Assemblyman Felix Ortiz, best known to Gothamist as the Assemblyman who wants school kids' weights to be graded, is looking to ban smoking from NYC housing projects. Okay, it's really just a measure to make 50% of housing projects smoke-free, but the goal would be to make housing projects completely smoke-free by 2010. Ortiz's argument is that hotels have smoking and non-smoking rooms, and "housing complexes are not so much different than hotels." Gothamist understands the issues of smoke smells coming from neighboring apartments, and, yes, secondhand smoke is a health issue, but we worry that this would start a trend towards banning, oh, pungent cooking from apartments or slightly loud but not that loud music or the occasional dog barks and arguments. It seems more feasible for smokers to pay a deposit for a filter or deionizer, but how would a smoking ban in a residence even be enforced? The Post interviewed some housing complex tenants, who hate the idea of this bill, saying, "If you don't want people to smoke, then make cigarette sales against the law" (watch what you wish for!) and classic "Stop the drugs out here before you stop the smoking."

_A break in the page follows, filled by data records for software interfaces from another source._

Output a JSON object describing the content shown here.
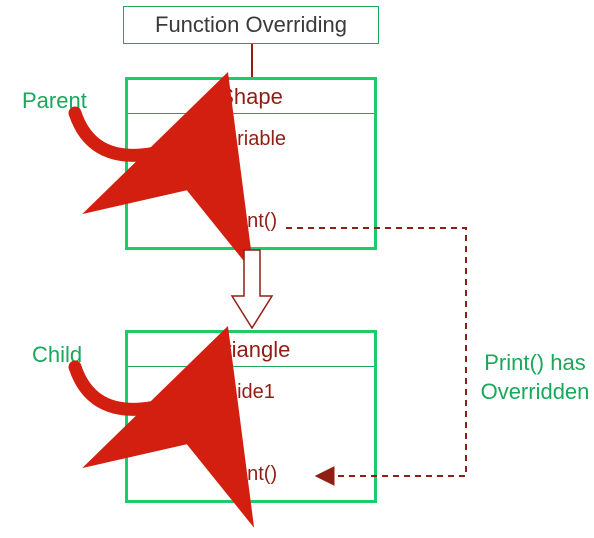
{
  "title": "Function Overriding",
  "parent": {
    "label": "Parent",
    "className": "Shape",
    "variable": "variable",
    "method": "print()"
  },
  "child": {
    "label": "Child",
    "className": "Triangle",
    "variable": "side1",
    "method": "print()"
  },
  "annotation": {
    "overriddenText": "Print() has Overridden"
  }
}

Gothamist on the aftermath of the smoking ban: Not too much damage to bar business and more smokers quitting. Ortiz did introduce the bill that holding a cellphone while driving illegal, helping create more demand for headset usage and making Gothamist realize that one person yelling to him/herself on the street might not just be crazy - he/she might be crazy and using a cellphone headset.